Helping You See & Appreciate Opportunities As They Appear: Guess what? You’re probably wasting great opportunities daily. You’ll really grasp just how often an opportunity actually passes right by you as you see the people you offer up opportunities to pass you right by. Just like solid advice, most people are oblivious to when to jump on a general good thing because it didn’t descend from the heavens in the form of stone tablets and bonk them on the head…and even that might not be obvious enough for some. If people take you up on your offers a quarter of the time, you’re rocking Major League Baseball MVP numbers.

Making Your Our Opportunities: If luck is what happens when preparation meets opportunity, you are more than entitled to increase your own luck and the luck of others at anytime you please. Offering up chances to help other advance is the perfect way for other to gain chances to help you in return. Just don’t take on the job of ‘opportunity maker’ with the mindset of ‘mafia boss enforcer.’ It’s not a straight up one-for-one deal.

With Labor Day coming to us in the U.S. this Monday as the unofficial end of summer and the first holiday of the fall, now is a good time to review your personal ‘time-off’ policy. And even if you’re a workaholic with to many open projects (like myself), you still need to find some time to get away from the work that you do, and more importantly, all the work going on around you, to keep yourself sane (or relatively sane, as in my case).

Try working this three pronged approach of scheduling time off:

Schedule Some Time Off To Take Care Of ‘Overflow’: You can get away from normal business and the chaos of those working around you so that you can take care of a few things, work related or personal, uninterrupted. It’s not really a vacation, but it gets you away to accomplish some important things that can relieve some of your personal stress. Just make sure you eliminate as many personal distractions as possible and get the work you’re getting away to get done done.

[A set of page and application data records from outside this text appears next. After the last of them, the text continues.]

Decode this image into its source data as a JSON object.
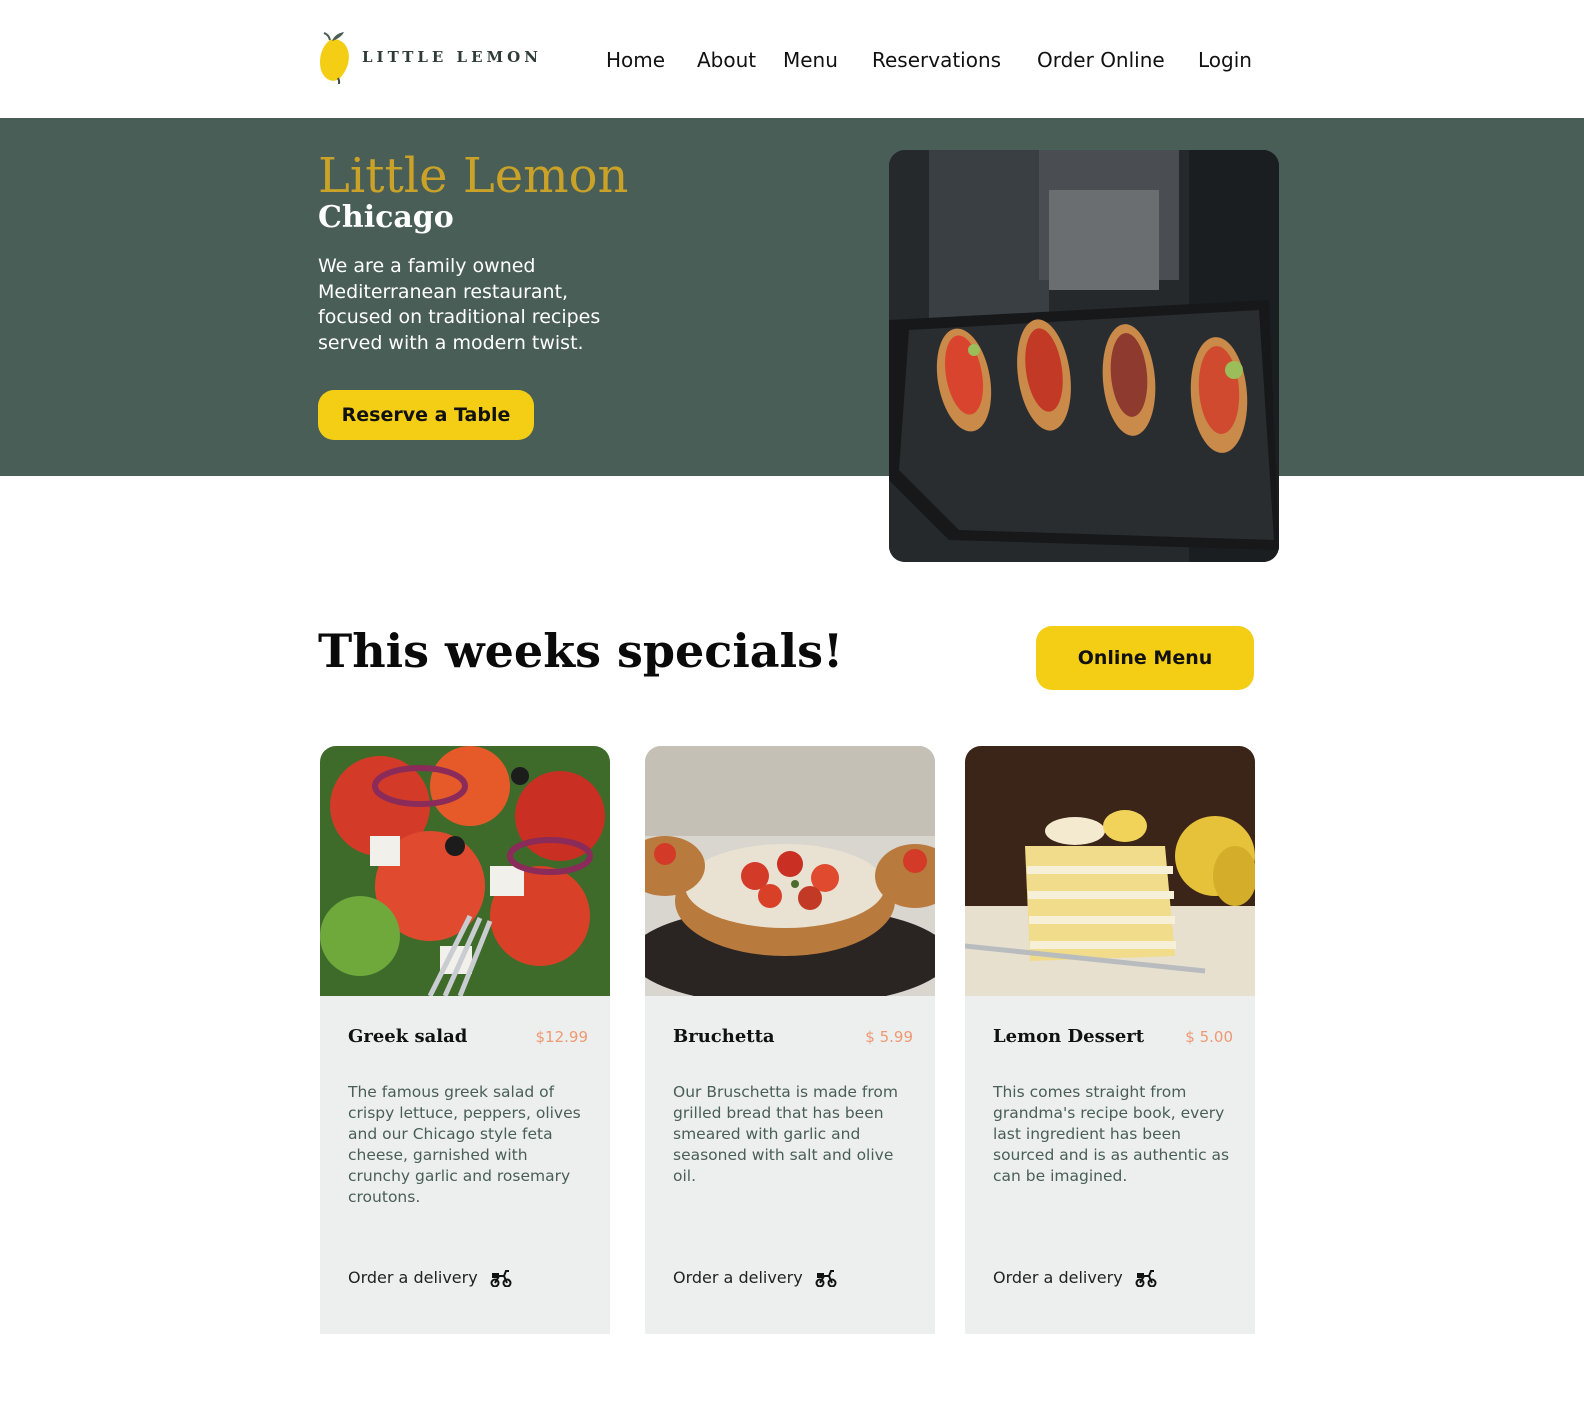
{
  "header": {
    "logo_text": "LITTLE LEMON",
    "nav": [
      {
        "label": "Home"
      },
      {
        "label": "About"
      },
      {
        "label": "Menu"
      },
      {
        "label": "Reservations"
      },
      {
        "label": "Order Online"
      },
      {
        "label": "Login"
      }
    ]
  },
  "hero": {
    "title": "Little Lemon",
    "subtitle": "Chicago",
    "description": "We are a family owned Mediterranean restaurant, focused on traditional recipes served with a modern twist.",
    "reserve_label": "Reserve a Table"
  },
  "specials": {
    "title": "This weeks specials!",
    "menu_button_label": "Online Menu",
    "cards": [
      {
        "name": "Greek salad",
        "price": "$12.99",
        "description": "The famous greek salad of crispy lettuce, peppers, olives and our Chicago style feta cheese, garnished with crunchy garlic and rosemary croutons.",
        "order_label": "Order a delivery"
      },
      {
        "name": "Bruchetta",
        "price": "$ 5.99",
        "description": "Our Bruschetta is made from grilled bread that has been smeared with garlic and seasoned with salt and olive oil.",
        "order_label": "Order a delivery"
      },
      {
        "name": "Lemon Dessert",
        "price": "$ 5.00",
        "description": "This comes straight from grandma's recipe book, every last ingredient has been sourced and is as authentic as can be imagined.",
        "order_label": "Order a delivery"
      }
    ]
  },
  "colors": {
    "primary_green": "#495e57",
    "primary_yellow": "#f4ce14",
    "title_gold": "#c9a227",
    "price_salmon": "#ee9972",
    "card_bg": "#edefee"
  }
}
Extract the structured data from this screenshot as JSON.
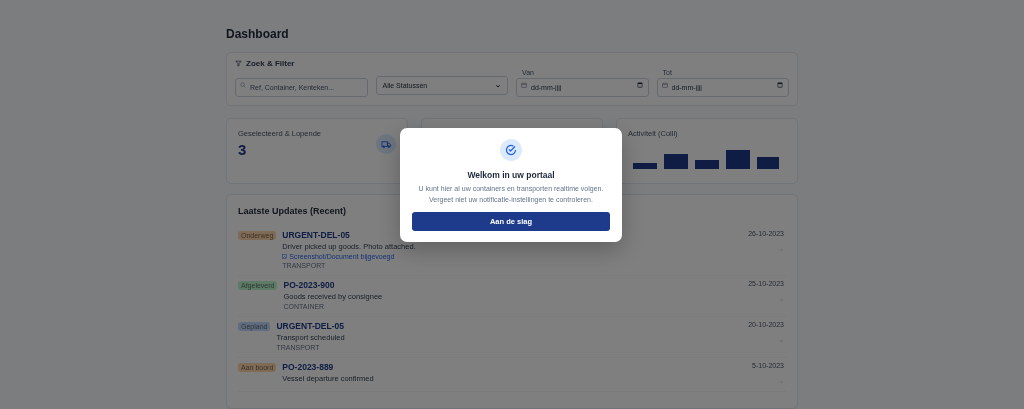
{
  "page": {
    "title": "Dashboard"
  },
  "filter": {
    "title": "Zoek & Filter",
    "search": {
      "placeholder": "Ref, Container, Kenteken..."
    },
    "status_select": {
      "value": "Alle Statussen"
    },
    "dates": [
      {
        "label": "Van",
        "placeholder": "dd-mm-jjjj"
      },
      {
        "label": "Tot",
        "placeholder": "dd-mm-jjjj"
      }
    ]
  },
  "stats": [
    {
      "kind": "count",
      "label": "Geselecteerd & Lopende",
      "value": "3"
    },
    {
      "kind": "covered"
    },
    {
      "kind": "activity",
      "label": "Activiteit (Colli)"
    }
  ],
  "updates": {
    "title": "Laatste Updates (Recent)",
    "rows": [
      {
        "status": "Onderweg",
        "color": "#7f6b55",
        "reference": "URGENT-DEL-05",
        "message": "Driver picked up goods. Photo attached.",
        "attachment": "Screenshot/Document bijgevoegd",
        "category": "TRANSPORT",
        "date": "26-10-2023"
      },
      {
        "status": "Afgeleverd",
        "color": "#5e7b68",
        "reference": "PO-2023-900",
        "message": "Goods received by consignee",
        "category": "CONTAINER",
        "date": "25-10-2023"
      },
      {
        "status": "Gepland",
        "color": "#606d7f",
        "reference": "URGENT-DEL-05",
        "message": "Transport scheduled",
        "category": "TRANSPORT",
        "date": "20-10-2023"
      },
      {
        "status": "Aan boord",
        "color": "#7f6b55",
        "reference": "PO-2023-889",
        "message": "Vessel departure confirmed",
        "date": "5-10-2023"
      }
    ]
  },
  "modal": {
    "title": "Welkom in uw portaal",
    "lines": [
      "U kunt hier al uw containers en transporten realtime volgen.",
      "Vergeet niet uw notificatie-instellingen te controleren."
    ],
    "button": "Aan de slag"
  }
}
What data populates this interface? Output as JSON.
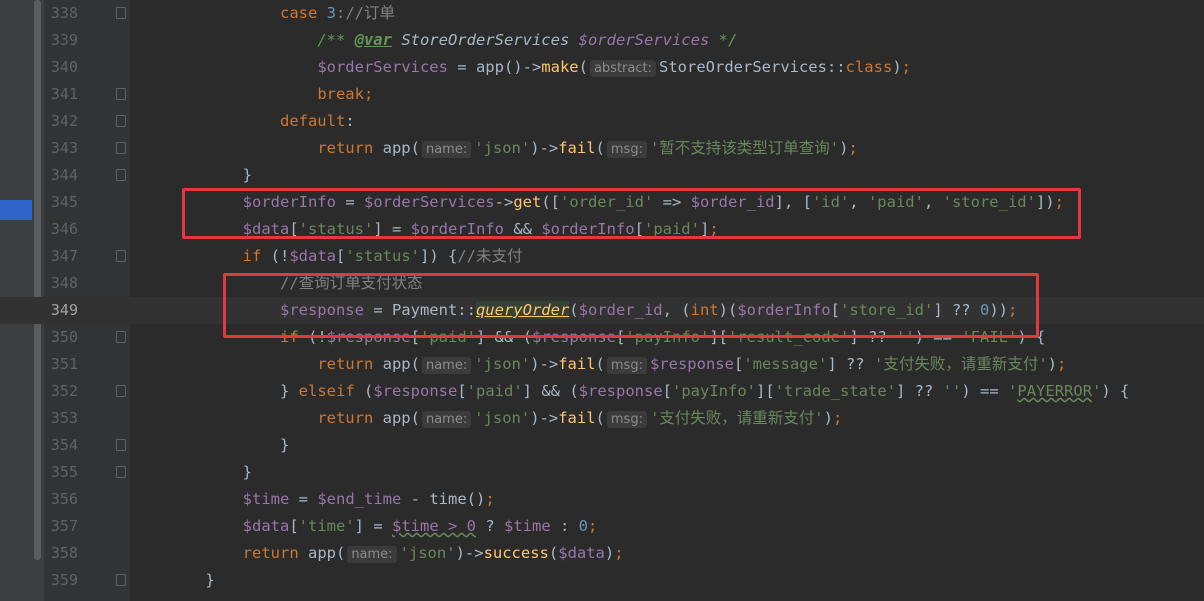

Schedule Some Time Off To Take Time Off…And Then Take That Time Off: This is your set up for a real vacation, away from any serious work. Don’t try to force yourself into having a good time by getting stuck to an itinerary, and don’t feel guilty if while inside some relaxation time your mind comes up with a clever idea to fix that nagging problem you left at the office. Jot it down quickly, then set it aside to deal with when you get back to the office.

Schedule Some Time Off To Review Where You Are: This one is pretty simple, and doesn’t need HR involvement. Set aside a regularly scheduled time and location where you can do a quick overview of tasks, goals, and maybe even life. It can be as simple as getting up 15 minutes earlier in the morning, having lunch with just your notebook on a Thursday, or a full weekly review on Saturday morning.